Basic horse supplies
• Some type of shelter for him to get in out of the weather. This can be a shed, a barn or some other structure. This could also double as your feed storage facility, but make sure your feed isn’t accessible to your horse. An accidental pig-out session can cause many problems for a horse.
• A light source, as you’ll be feeding and watering your horse twice a day, morning and evening. In winter, that may be before or after dark.
• A fenced area for exercise that could also double as a food source — a pen or pasture with sturdy fencing. Because horses are basically flight animals, horses and barbed wire are a dangerous combination. Board or pipe fencing are best, but there are many commercial livestock fencing products that will work as well.
• A manger and grain bucket to feed hay and grain in so it will stay fresh and off the ground. If you use a bucket, secure it to a fence post or stall wall so you can remove it easily for cleaning. Dog-leash-type clips work well when attached to a sturdy eye bolt on the wall end and the bucket on the other end. Avoid leaving exposed nails anywhere a horse has access.
• A bucket or water trough that will hold at least part of the 10 to 25 gallons of water your horse will drink each day, depending on weather and exercise levels. If you’re using a bucket for water, follow the attachment procedure for the grain bucket. Also, if you live in a cold climate, you may want to use a heater during the winter months to keep the water from freezing.
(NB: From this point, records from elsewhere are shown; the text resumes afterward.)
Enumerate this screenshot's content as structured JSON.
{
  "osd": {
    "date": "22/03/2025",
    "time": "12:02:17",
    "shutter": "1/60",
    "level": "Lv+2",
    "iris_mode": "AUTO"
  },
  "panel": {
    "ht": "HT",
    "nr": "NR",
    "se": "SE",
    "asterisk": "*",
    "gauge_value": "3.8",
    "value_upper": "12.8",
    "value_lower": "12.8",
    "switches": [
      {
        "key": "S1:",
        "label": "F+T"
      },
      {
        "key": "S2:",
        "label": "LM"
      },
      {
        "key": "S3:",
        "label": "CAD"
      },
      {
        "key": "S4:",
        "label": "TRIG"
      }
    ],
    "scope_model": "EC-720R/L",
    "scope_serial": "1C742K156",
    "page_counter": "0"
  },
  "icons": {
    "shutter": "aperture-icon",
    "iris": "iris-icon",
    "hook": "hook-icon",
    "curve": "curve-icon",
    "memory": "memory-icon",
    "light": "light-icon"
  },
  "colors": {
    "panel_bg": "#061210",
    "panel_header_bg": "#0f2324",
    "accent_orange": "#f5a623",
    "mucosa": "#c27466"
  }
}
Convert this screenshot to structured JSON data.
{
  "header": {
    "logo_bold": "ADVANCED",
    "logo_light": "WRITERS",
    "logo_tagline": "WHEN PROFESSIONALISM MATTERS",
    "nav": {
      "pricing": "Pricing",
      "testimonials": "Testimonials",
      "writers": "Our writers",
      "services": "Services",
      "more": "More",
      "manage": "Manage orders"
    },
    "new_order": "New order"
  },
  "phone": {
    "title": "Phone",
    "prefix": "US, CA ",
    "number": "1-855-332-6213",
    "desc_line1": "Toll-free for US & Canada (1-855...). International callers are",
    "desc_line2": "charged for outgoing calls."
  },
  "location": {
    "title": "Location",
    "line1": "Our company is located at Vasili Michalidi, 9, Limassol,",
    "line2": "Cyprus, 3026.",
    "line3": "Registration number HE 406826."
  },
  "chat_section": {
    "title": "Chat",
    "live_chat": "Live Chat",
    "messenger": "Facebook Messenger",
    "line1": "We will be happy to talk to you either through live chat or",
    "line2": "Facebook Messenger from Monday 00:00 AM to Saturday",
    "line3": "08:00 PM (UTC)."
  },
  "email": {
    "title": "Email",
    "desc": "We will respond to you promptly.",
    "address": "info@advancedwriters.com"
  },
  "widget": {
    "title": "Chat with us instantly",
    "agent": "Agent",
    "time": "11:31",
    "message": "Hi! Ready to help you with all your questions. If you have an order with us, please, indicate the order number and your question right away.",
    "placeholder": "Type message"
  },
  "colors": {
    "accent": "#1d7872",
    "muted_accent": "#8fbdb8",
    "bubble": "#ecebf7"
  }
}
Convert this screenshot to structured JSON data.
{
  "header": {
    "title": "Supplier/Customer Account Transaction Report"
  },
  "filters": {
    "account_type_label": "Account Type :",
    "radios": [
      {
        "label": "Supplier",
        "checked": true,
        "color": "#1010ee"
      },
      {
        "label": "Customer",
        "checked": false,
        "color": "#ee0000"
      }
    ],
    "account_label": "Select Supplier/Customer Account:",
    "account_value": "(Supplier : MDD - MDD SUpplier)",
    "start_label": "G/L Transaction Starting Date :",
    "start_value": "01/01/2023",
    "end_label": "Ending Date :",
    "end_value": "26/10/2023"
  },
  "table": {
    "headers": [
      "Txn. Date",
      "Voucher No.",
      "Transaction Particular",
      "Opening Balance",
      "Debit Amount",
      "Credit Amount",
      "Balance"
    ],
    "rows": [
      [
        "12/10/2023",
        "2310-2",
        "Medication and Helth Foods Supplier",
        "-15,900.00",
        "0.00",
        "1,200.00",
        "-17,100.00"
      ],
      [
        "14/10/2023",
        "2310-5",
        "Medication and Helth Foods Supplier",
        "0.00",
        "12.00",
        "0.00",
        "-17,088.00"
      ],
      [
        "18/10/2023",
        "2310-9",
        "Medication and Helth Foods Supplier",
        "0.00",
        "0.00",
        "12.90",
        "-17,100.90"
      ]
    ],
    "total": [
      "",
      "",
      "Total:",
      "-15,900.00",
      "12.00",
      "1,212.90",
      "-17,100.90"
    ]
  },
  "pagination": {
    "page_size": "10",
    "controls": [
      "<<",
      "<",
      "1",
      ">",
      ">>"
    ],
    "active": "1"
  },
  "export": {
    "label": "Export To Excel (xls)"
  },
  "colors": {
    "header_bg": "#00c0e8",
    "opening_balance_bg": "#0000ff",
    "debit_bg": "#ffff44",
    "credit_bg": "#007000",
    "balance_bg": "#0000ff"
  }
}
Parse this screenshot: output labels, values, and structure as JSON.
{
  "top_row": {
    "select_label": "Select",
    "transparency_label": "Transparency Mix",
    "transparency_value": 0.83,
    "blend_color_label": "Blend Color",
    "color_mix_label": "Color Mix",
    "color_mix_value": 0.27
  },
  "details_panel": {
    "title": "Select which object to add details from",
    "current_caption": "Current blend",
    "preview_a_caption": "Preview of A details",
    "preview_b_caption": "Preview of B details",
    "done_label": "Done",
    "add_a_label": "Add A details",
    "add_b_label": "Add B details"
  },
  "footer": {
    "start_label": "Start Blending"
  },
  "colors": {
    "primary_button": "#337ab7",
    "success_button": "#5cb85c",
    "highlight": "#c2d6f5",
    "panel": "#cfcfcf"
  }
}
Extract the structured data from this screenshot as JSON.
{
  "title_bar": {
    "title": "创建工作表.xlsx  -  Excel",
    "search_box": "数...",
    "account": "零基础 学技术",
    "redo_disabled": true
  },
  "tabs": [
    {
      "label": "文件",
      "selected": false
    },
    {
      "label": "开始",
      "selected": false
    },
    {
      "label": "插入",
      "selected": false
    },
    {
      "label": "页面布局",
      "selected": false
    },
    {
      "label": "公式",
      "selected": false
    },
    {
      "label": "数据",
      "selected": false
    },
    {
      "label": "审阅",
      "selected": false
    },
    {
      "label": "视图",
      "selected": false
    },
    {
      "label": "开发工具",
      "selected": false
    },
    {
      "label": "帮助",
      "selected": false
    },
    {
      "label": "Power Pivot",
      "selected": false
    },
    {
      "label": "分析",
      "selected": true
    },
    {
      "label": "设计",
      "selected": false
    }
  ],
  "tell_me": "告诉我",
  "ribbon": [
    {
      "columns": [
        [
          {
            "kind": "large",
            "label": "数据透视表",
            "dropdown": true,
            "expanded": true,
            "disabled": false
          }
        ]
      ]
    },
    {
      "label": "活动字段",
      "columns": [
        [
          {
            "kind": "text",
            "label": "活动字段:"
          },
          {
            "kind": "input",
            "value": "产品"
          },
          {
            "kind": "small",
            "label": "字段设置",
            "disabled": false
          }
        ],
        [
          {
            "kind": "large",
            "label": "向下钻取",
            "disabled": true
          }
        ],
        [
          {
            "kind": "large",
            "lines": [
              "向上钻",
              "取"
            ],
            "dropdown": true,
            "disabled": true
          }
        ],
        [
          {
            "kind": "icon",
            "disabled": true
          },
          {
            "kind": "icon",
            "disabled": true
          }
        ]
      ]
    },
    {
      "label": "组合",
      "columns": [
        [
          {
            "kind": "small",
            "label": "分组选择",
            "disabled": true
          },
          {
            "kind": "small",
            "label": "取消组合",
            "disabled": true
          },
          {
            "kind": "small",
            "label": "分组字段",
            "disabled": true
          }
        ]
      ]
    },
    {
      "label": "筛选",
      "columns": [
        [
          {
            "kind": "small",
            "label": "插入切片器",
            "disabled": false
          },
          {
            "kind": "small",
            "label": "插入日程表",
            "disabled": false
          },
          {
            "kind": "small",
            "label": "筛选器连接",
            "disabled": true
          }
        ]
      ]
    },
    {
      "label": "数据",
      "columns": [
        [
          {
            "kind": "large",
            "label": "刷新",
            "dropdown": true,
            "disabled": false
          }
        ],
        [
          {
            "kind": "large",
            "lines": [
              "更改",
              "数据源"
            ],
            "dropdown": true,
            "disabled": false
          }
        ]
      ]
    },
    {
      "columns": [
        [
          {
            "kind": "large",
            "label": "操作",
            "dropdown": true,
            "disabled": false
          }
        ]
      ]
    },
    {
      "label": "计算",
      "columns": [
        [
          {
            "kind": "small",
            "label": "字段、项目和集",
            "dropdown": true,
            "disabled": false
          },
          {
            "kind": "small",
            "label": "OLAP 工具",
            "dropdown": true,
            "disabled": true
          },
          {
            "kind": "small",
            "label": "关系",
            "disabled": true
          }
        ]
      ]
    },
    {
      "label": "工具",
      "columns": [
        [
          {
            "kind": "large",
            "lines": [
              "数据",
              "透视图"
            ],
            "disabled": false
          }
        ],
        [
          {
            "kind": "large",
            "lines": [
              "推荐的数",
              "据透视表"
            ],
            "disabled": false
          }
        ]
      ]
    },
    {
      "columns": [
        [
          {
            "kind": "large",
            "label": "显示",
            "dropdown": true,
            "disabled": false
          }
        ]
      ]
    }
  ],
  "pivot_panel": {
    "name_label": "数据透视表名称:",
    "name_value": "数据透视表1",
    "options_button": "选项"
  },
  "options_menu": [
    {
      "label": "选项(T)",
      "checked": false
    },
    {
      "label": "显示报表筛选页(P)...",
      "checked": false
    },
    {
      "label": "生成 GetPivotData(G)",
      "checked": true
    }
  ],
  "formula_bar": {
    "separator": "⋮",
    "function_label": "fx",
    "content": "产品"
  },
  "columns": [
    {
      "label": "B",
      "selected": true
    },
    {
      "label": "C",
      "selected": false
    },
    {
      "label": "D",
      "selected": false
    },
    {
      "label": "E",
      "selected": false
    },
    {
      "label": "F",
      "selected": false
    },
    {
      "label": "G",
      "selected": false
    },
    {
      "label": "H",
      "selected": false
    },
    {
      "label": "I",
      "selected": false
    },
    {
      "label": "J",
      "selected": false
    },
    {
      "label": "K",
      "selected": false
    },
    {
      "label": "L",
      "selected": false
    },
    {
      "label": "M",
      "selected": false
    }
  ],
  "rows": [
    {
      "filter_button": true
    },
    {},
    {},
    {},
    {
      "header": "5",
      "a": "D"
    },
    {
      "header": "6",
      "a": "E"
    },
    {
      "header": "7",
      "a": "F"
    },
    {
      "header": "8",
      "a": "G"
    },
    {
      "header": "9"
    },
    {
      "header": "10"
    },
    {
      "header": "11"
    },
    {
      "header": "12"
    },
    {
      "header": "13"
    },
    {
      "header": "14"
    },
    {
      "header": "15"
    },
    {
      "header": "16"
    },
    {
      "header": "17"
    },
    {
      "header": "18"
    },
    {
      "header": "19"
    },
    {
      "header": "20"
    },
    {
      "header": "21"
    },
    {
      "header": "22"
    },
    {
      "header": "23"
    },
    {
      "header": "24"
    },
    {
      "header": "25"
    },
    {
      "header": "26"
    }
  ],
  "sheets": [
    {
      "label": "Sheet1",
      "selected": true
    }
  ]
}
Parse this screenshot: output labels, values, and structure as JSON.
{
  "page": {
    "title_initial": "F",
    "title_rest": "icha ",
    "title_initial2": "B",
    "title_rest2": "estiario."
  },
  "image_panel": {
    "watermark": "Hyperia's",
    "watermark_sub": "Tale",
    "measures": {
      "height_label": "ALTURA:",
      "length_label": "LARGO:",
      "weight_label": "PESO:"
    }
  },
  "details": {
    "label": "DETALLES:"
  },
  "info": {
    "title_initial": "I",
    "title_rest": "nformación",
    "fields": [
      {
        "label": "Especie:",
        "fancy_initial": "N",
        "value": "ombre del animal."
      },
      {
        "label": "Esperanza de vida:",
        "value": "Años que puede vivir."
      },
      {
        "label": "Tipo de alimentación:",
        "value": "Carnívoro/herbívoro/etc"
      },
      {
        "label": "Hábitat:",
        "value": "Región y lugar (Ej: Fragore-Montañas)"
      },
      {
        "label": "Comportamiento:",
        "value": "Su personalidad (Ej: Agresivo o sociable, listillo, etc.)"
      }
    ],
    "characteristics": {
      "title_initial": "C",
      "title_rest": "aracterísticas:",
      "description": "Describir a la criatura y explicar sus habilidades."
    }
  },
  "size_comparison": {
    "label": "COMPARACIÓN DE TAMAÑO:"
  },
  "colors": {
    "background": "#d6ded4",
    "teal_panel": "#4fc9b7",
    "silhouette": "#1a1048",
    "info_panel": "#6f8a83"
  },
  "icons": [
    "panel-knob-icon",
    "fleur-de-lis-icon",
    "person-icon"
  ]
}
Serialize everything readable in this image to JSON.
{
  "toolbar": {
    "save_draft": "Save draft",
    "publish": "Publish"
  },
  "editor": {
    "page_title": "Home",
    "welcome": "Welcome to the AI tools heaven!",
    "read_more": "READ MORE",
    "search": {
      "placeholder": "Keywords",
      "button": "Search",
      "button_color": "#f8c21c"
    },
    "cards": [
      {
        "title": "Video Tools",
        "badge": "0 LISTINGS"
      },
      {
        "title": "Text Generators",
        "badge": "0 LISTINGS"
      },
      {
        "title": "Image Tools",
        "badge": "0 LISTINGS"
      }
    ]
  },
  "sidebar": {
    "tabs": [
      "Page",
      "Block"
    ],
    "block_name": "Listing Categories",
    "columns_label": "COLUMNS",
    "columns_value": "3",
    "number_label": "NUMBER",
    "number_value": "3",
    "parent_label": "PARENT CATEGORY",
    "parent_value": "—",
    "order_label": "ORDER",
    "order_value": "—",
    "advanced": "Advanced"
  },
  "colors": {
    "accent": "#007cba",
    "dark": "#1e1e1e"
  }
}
• A source for that water — preferably not your kitchen sink or bathtub. Water weighs 8.34 pounds per gallon, so a 5-gallon bucket will weigh more than 40 pounds when full. A water hydrant in close proximity to the trough is a great investment.
• Grooming supplies, including a soft brush for your horse’s face, a stiffer brush for his body, a rubber and/or metal currycomb to remove dried mud from his coat, and a hoof pick to clean out the soles of his feet.
• Tack, including a halter and lead rope to get your horse from one place to another or to tie him up for grooming, tacking up — saddling and bridling — shoeing and veterinary care.
• A saddle, blanket and bridle. These come in several styles, including Western, English and dressage. Be sure to find a saddle and bridle that fits the horse comfortably and is a comfortable fit for you as well.
• Expendables, including hay and grain, and a salt/mineral block for free-choice licking. The average horse will eat a bale of hay, not to be confused with straw, every two to five days, depending on his size, exercise level, the weather, and whether or not he’s an easy keeper. It’s most economical to buy from a farmer in large quantities, if possible. Grain may be optional, but if you use your horse a lot and find he’s losing weight and condition, oats or a sweet feed mix will provide supplemental calories and nutrients. It’s a good idea to keep grain in a rodent-proof bin of some sort, such as a garbage can or an old chest freezer.
• Clean-up tools, including a manure fork or rake, a scoop shovel for bedding and stall cleaning, a wheelbarrow for transporting manure from the stable to the compost pile, and a broom for sweeping up.
Former editor of Appaloosa Journal magazine, Diane Rice now lives in Lewiston, Idaho, where she gardens, raises rabbits and tends a small flock of laying hens in her less-than-500-square-foot in-town yard.